hdf_confd=hana_ml.dataframe.create_dataframe_from_pandas(cc, df_confd_latest, 'df_confd', force=True)

Once the HANA dataframe is created:

  1. A physical column table is created in HANA and data from Pandas dataframe is inserted there,
  2. HANA dataframe hdf_confd in Python does not store any data in your laptop, but only points to a table HANAML.df_confd in SAP HANA server memory, and all Python operations on the HANA dataframe are physically exected in HANA db without moving data between the server and a client,
  3. To display the result of any operations, we need to apply collect() method to convert HANA dataframe to Pandas (and as a result to bring data from HANA db server to the local client).

Use DBeaver to check data in SAP HANA…

You might remember me already using DBeaver — the free database tool supporting SAP HANA — in my previous post “GeoArt with SAP HANA and DBeaver“.

I am using it now again, and indeed I can find the table df_confd in the schema HANAML with all the data from the source Pandas dataframe.

…and do a spatial preview

As the table contains latitude and longitude columns I can visualize impacted countries/states right from DBeaver with the following SQL using Spatial data preview.

SELECT NEW ST_POINT("Long", "Lat"), "Country/Region", "Province/State", "Confirmed" FROM HANAML."df_confd";

I needed to change the map projection to EPSG:4326 to get these points on the map. And DBeaver shows me the rest of the record data when I click on any point.

[Below is the old screenshot from 2020-03-11, which demonstrates as well the different granularity of e.g. US data used at that time]

DBeaver spatial preview is not a full-blown geospatial visual exploration tool. Yet it is good enough to see impacted countries/regions (depending on the granularity in the source files).

Should you be interested to learn more about hana_ml

… then I would definitely recommend checking Hands-On Tutorial: Machine Learning push-down to SAP HANA with Python by Andreas Forster.

HANA ML is a part of the new “Advanced Analytics with SAP HANA” topic for CodeJam events. Unfortunately because of the coronavirus situation, we had to cancel the first one organized by Jakob Flaman in Bern this month. Another one is organized by Ewelina Pękała on May 27th in Katowice: Hopefully, the situation gets normal by that time, and we will not need to cancel this one too.
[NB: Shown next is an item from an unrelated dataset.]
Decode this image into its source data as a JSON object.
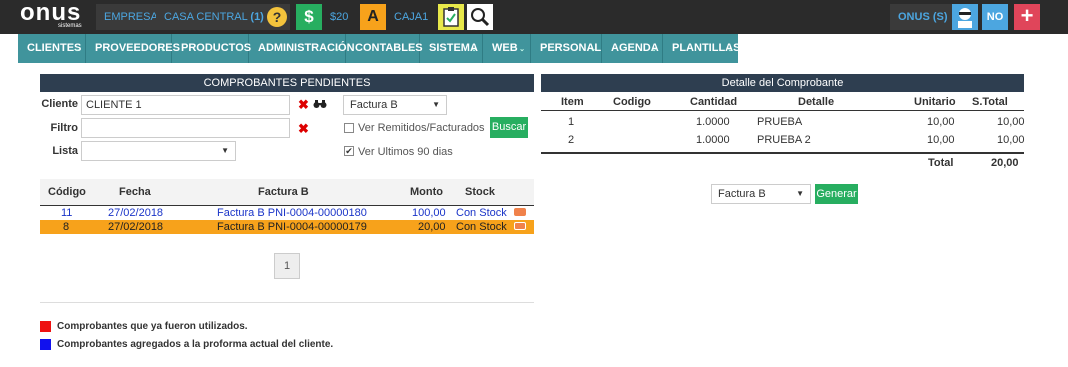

Stay healthy ❤️
-Vitaliy (aka @Sygyzmundovych)

You must be Logged on to comment or reply to a post.
  • Although ML is in the article, this posting is not about Machine Learning. However since you are showing use of python, it could be interesting to see if from the. data you have and the methods that are available, one could do some forecasts.

  • Hi Witalij


    Excellent post and I too followed Ferry’s post about the tracking of the virus – I have also been following a Hungarian team responsible for the RSOE EDIS Emergency and Disaster Information System

    Similar topic but they have been doing Global Disaster tracking like this for years. But now if we can use hana_ml then why not.

    Do you have this post as a PDF presentation perhaps ?




    Graham Hardy

  • FYI, the COVID-19 source files were moved and restructured on March 22. See the here:

    The new source files are in the below statements to read the files.

    df_confd = pandas.read_csv('')
    df_death = pandas.read_csv('')
    df_recvd = pandas.read_csv('')

    Hope that helps those who try this exercise later!


      • The COVID-19 US data is also updated daily by county with FIPS codes and long/lat in 2 separate files in the repository. I’ve added these 2 US files to my analysis exercises alongside the global data with a few dataframe adjustments. See below. The data ties exactly to what’s being reported locally and globally.

        df_deathus = pandas.read_csv('')
        df_confdus = pandas.read_csv('')
        df_confdus_latest=df_confdus.drop(df_confdus.columns[10:len(df_confdus.columns)-1], axis='columns')
        df_confdus_latest.columns = [*df_confdus_latest.columns[:-1],'Confirmed-US']
        df_deathus_latest=df_deathus.drop(df_deathus.columns[10:len(df_deathus.columns)-1], axis='columns')
        df_deathus_latest.columns = [*df_deathus_latest.columns[:-1],'Deaths-US']

        While the situation and data are grim, I’ve enjoyed using Jupyter, Python, pandas, HANA ML, HANA HXE and DBeaver to experiment with them all on some very real and relevant data.